Filter the entries beneath this task, copying only the lines that hold the word "true".
────────────────────────────────────────
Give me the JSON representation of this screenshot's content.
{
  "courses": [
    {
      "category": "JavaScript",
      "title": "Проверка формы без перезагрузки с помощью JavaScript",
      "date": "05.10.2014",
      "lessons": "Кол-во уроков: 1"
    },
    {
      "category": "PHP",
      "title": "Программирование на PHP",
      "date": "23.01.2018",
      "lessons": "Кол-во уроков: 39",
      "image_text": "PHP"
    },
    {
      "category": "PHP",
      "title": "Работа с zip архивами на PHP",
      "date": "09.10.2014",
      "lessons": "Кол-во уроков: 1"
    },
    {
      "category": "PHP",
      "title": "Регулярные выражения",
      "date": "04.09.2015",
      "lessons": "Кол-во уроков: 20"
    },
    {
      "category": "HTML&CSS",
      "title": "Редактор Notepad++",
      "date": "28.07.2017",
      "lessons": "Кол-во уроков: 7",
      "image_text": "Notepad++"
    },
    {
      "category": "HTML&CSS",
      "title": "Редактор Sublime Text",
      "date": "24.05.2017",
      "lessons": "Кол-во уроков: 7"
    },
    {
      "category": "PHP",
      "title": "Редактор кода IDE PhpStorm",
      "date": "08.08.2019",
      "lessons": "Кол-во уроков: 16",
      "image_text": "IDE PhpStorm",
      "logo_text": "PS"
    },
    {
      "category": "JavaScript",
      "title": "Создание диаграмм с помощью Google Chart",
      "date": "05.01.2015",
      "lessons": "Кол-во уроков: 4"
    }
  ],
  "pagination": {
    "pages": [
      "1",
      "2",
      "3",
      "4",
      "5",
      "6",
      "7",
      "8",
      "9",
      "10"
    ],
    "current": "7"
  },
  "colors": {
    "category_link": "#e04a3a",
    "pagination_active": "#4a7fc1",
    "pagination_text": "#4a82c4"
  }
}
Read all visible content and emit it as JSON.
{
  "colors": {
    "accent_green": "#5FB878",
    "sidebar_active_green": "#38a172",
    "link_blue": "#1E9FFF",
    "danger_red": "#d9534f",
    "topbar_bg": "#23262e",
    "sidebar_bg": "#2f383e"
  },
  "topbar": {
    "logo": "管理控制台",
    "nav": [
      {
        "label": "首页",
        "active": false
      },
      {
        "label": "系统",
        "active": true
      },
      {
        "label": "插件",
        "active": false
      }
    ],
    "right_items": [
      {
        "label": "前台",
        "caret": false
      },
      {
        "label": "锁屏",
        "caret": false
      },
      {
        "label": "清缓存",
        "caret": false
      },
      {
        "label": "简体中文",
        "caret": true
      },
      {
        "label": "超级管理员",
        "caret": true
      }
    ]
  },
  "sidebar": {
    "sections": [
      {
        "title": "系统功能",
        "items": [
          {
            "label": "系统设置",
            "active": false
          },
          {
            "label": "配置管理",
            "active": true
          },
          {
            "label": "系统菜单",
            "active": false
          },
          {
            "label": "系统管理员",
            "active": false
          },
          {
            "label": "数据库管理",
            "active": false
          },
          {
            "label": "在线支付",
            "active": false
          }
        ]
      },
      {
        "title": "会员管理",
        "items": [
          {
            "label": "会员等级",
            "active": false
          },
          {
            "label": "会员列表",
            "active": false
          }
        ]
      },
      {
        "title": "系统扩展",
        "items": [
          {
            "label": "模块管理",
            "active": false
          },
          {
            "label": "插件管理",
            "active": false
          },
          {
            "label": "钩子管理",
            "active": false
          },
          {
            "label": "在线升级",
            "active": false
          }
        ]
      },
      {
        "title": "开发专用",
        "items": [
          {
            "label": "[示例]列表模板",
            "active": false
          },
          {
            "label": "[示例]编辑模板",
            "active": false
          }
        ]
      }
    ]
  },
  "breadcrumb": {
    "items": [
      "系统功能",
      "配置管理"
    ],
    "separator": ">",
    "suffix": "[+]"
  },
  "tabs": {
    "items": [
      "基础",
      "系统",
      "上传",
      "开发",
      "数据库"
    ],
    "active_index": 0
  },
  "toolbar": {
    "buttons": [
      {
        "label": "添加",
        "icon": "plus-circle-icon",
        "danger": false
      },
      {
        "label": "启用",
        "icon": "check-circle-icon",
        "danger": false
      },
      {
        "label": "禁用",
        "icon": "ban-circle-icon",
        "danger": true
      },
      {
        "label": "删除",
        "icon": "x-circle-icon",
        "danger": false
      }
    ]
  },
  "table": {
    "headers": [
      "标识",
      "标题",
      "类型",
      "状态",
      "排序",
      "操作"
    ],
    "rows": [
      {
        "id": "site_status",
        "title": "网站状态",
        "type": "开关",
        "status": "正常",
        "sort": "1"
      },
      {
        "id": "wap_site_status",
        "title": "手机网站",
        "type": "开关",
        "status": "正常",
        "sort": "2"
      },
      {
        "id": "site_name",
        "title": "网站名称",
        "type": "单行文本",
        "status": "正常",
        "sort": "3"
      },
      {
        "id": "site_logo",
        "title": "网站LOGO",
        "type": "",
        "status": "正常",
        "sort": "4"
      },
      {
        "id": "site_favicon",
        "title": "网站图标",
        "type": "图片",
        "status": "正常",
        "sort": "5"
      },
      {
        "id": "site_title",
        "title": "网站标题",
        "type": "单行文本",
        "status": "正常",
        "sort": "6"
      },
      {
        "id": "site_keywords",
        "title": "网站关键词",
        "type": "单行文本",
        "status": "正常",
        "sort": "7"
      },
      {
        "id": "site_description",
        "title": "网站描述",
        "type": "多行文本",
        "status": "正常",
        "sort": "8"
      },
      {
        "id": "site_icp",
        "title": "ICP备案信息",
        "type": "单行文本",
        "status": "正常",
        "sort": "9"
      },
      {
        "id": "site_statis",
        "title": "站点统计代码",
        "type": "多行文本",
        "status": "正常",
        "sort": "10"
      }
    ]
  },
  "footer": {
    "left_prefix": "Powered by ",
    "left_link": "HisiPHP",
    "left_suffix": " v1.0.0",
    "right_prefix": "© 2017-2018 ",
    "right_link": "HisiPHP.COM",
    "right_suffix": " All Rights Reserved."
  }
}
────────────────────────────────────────
_SOLUTION TO THIS EXERCISE_:
        "active": true
        "caret": true
        "caret": true
            "active": true
        "danger": true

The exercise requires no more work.